The bottom line: kids are like cats (all due respect to both parties in this analogy)– they always land on their feet. And you will too. Right now, and at points in the admission process, it can feel like an unsettling free fall. Read too much in the press, or get too wrapped up in the highest tier of selectivity, or fail to examine numbers like the “trillion dollar student debt in our nation” and you can believe that you can’t get in or won’t be able to afford to go. And that is patently false.
Case In Point
I distinctly remember meeting with a family a few years ago after our admission decisions were released. We had denied this young man and his folks were beyond angry. They were a multi-generation Georgia Tech family, consistent donors, season ticket holders– the whole nine-yards. We talked through admit rates, selectivity, competition, and our inability to admit many amazing students despite their academic qualifications due to space and faculty:student ratios.
Now I’d love to tell you that I was so compelling and charming that they left enlightened and wrote a bigger check to Tech. Not the case. They did not care about how Tech’s reputation, and their degree, is benefiting from growing selectivity. They wanted their kid in. I get it. We’ve talked about this. People love their kids. And we want what we want, right? They left as mad and frustrated as they entered. And I was left with less tissues and some choice new word combinations that had never been directed toward me before.
Fast forward a few years. I am at an admitted student event and meet their daughter who is a senior in high school. She’s been accepted to Tech. She’s thrilled and her mom is too! After some brief discussion about dorms and major I asked, “So how is your brother doing?” “He’s great,” she said. “He’s a junior at X college and majoring in business. This summer he was home doing a really cool internship with Coke. Looks like he’ll graduate with honors next year.” Sure, a lot of things could have been going through my head right then. Thoughts like “Good for him” or “Glad we don’t have to have another denied student meeting” or “Hope they did not really get rid of their season tickets because we need every fan we can get” but instead my only thought was… “Cats!”

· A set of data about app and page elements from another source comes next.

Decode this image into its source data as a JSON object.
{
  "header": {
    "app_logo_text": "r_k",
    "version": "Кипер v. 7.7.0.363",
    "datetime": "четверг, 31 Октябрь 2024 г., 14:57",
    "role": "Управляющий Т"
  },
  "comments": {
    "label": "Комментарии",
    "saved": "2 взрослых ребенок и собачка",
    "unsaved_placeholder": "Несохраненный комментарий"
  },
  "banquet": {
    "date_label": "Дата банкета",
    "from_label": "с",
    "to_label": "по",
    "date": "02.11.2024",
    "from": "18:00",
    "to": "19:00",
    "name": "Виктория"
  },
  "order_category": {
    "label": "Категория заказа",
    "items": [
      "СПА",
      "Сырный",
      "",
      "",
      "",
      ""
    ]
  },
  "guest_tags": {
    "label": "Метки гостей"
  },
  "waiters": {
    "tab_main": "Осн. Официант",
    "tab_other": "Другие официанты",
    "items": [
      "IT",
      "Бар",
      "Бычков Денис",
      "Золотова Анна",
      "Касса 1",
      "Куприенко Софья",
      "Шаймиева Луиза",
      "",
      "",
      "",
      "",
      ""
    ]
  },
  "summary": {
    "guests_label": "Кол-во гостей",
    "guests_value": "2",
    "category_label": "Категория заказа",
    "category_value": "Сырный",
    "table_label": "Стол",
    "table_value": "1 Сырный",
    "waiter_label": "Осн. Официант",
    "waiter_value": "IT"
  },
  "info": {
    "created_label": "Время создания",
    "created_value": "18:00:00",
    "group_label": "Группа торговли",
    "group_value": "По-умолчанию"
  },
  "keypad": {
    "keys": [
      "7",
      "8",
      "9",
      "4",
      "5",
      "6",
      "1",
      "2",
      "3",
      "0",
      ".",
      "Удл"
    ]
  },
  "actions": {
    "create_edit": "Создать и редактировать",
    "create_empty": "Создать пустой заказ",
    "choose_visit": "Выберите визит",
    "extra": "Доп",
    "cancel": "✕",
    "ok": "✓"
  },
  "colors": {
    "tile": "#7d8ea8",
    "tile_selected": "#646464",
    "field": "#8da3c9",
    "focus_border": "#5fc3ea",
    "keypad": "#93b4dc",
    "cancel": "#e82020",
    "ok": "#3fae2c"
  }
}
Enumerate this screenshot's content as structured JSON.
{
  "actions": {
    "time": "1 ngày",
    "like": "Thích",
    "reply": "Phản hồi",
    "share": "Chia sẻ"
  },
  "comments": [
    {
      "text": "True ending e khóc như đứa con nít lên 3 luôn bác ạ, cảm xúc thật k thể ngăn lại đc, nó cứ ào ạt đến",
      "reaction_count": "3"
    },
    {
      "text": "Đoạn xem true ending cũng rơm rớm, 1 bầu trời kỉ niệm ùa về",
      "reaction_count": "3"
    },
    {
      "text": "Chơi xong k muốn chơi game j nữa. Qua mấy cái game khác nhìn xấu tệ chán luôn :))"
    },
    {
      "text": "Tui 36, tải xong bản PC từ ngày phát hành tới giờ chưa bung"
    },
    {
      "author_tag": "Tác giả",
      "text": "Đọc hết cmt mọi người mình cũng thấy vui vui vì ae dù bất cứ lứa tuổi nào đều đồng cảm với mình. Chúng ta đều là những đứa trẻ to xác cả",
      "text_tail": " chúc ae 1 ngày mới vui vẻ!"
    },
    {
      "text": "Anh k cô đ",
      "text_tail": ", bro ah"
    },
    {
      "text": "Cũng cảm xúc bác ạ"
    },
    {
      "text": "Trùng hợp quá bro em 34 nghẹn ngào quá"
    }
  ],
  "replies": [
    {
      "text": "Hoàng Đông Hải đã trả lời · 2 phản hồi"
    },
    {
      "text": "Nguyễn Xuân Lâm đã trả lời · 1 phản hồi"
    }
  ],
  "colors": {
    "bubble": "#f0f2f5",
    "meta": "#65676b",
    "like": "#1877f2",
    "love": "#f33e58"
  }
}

Every Little Thing…
So whether you are a parent or a student (or perhaps even a counselor or teacher about to head back to school for another year) we all need to hear this: (insert name here) don’t worry about a thing…’cause every little thing gonna be all right.
Addition: I’m adding this in a few weeks late because I just came across a great testimony of exactly what I’m talking about. You don’t have to listen to the entire thing but atleast check out from the 5 minute mark to about 6:45. Here you go.